Maybe the solution is, trade novels with someone, and write each other’s pitch. Of course, you’d have to be the kind of friends who’d read each other’s entire unpublished novel. Would you still remain friends at the end of the exercise? Hmm…I think the template thing-y + a little informal “market research” + perusal of both successful and unsuccessful pitches will do the trick…at least that’s my tack.
Perhaps it speaks volumes about the (lack of) excitement in my life, but this Christmas, my big treat for myself is…I’m making a fruitcake from scratch! And as well: Rewriting my pitch/query letter! You know, just set aside time to hammer the dang thing out.
To each their own…
I’m going to have to admit here I’m as lost as a goose in a snow storm.
I plan to pitch Paladin’s Pride at the Surrey conference next year if I don’t have an agent by then. I’m beginning to see things that don’t work and why, but I’m not sure I have a grasp of what will work. I think Dead Man Walking has it exactly right.
That brings me to another question. If your novel is the first in a series, do you mention that in a pitch or would that make the agent run backwards?
Loved #72 – I am completely into the literary agent detective. Our literary agent could solve crimes by relating them to rejected queries/mss: “Hmm, strangled with a candy cane just like in that Serial Killer Elf book I rejected in ’92…”
Plus there must be great market of hopeful writers who’d be instant fans to see the inner, secret workings of literary agencies…
Also loved Wanda B.’s comment about friends. I just helped a friend on a pitch–and probably learned as much from giving advice as from trying to do my own.
Dead Man is right about emotional attachment. It’s so difficult to pick only one or two points to pitch an 80,000 word novel that you slaved over for two years. It’s like picking out only one photograph that brings out the whole personality of your child.

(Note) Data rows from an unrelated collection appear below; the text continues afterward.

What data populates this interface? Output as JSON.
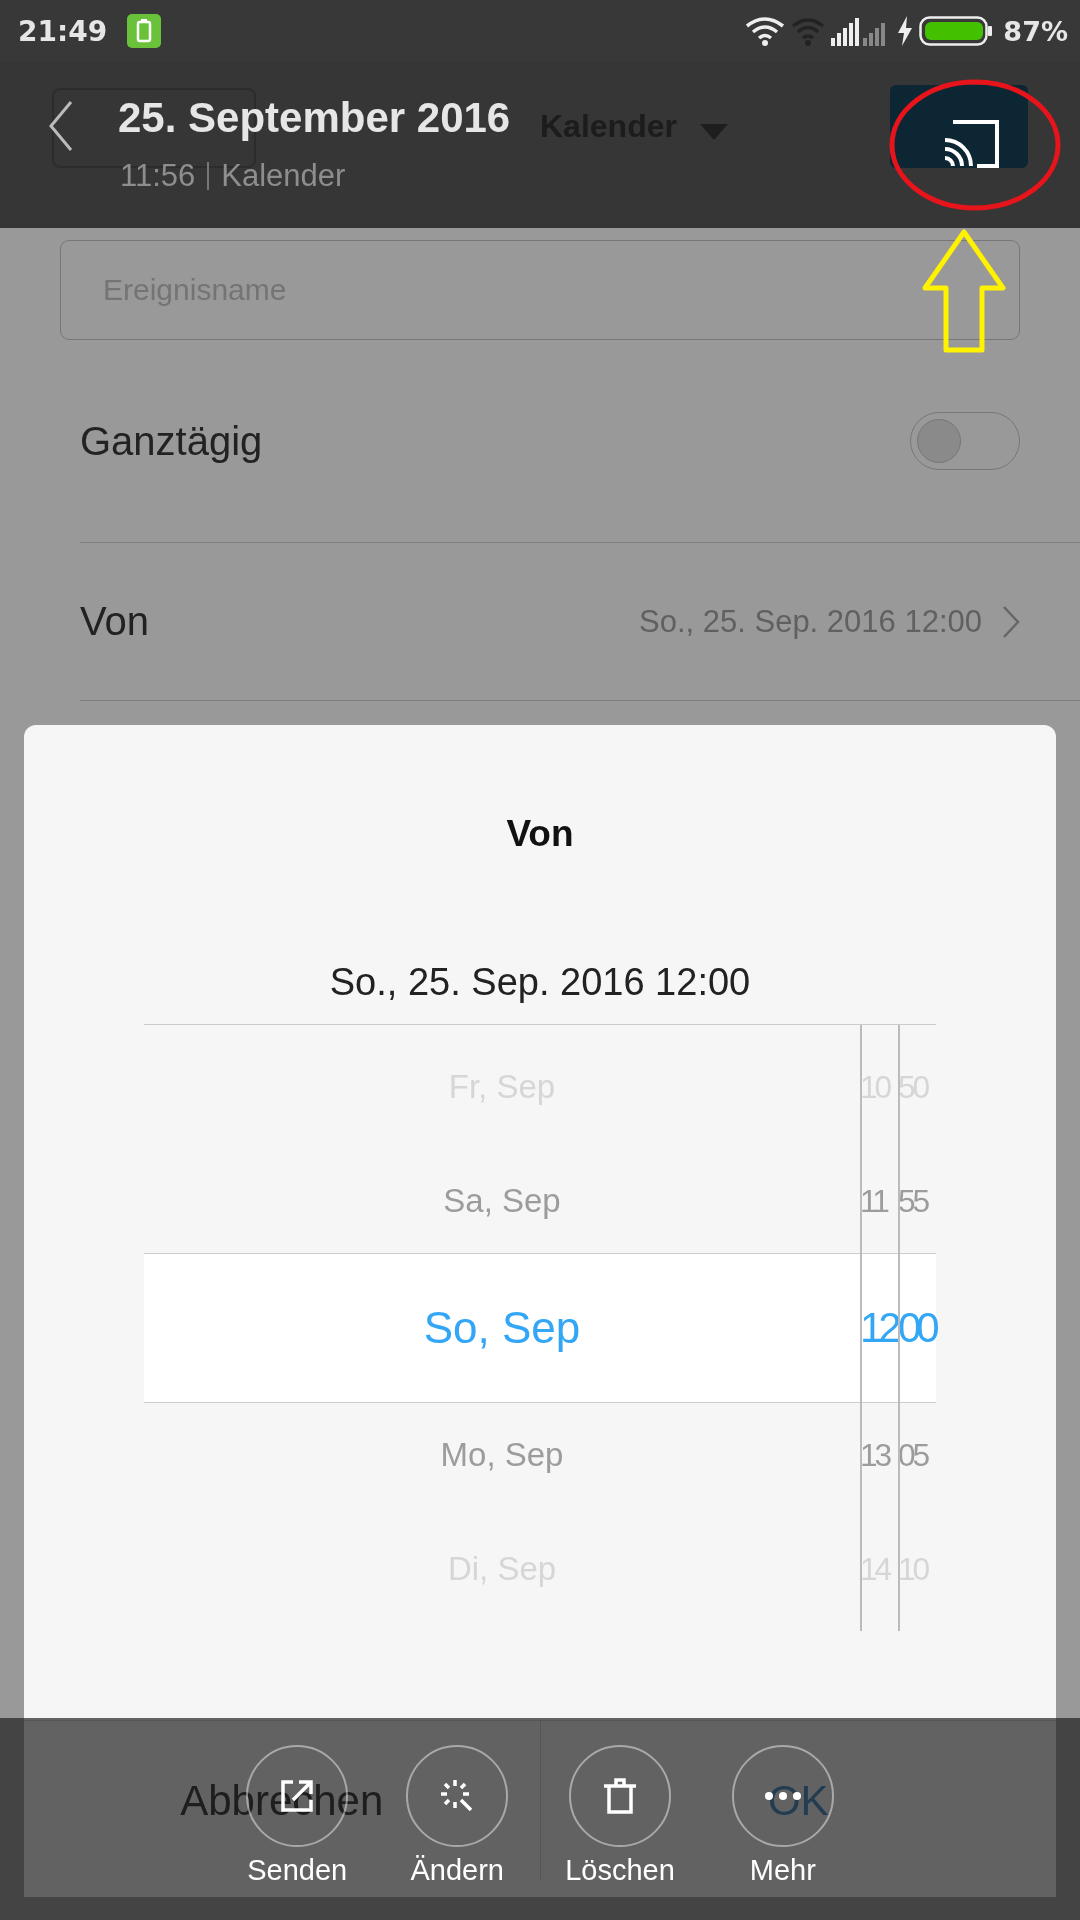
{
  "status_bar": {
    "time": "21:49",
    "battery_text": "87%"
  },
  "viewer_header": {
    "title": "25. September 2016",
    "time": "11:56",
    "album": "Kalender"
  },
  "screenshot": {
    "header": {
      "title": "Kalender"
    },
    "event_name": {
      "placeholder": "Ereignisname"
    },
    "all_day": {
      "label": "Ganztägig",
      "on": false
    },
    "from_row": {
      "label": "Von",
      "value": "So., 25. Sep. 2016 12:00"
    },
    "dialog": {
      "title": "Von",
      "value": "So., 25. Sep. 2016 12:00",
      "rows": [
        {
          "day": "Fr, Sep",
          "hour": "10",
          "minute": "50",
          "selected": false,
          "faded": true
        },
        {
          "day": "Sa, Sep",
          "hour": "11",
          "minute": "55",
          "selected": false,
          "faded": false
        },
        {
          "day": "So, Sep",
          "hour": "12",
          "minute": "00",
          "selected": true,
          "faded": false
        },
        {
          "day": "Mo, Sep",
          "hour": "13",
          "minute": "05",
          "selected": false,
          "faded": false
        },
        {
          "day": "Di, Sep",
          "hour": "14",
          "minute": "10",
          "selected": false,
          "faded": true
        }
      ],
      "buttons": [
        {
          "label": "Abbrechen",
          "kind": "cancel"
        },
        {
          "label": "OK",
          "kind": "confirm"
        }
      ]
    }
  },
  "toolbar": [
    {
      "label": "Senden",
      "kind": "send"
    },
    {
      "label": "Ändern",
      "kind": "edit"
    },
    {
      "label": "Löschen",
      "kind": "delete"
    },
    {
      "label": "Mehr",
      "kind": "more"
    }
  ]
}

I think it’s about forty more before you get to mine, and I’m already considering changing it. At this rate I’ll get my feedback by my birthday in June!
Jessica, you’re a superwoman!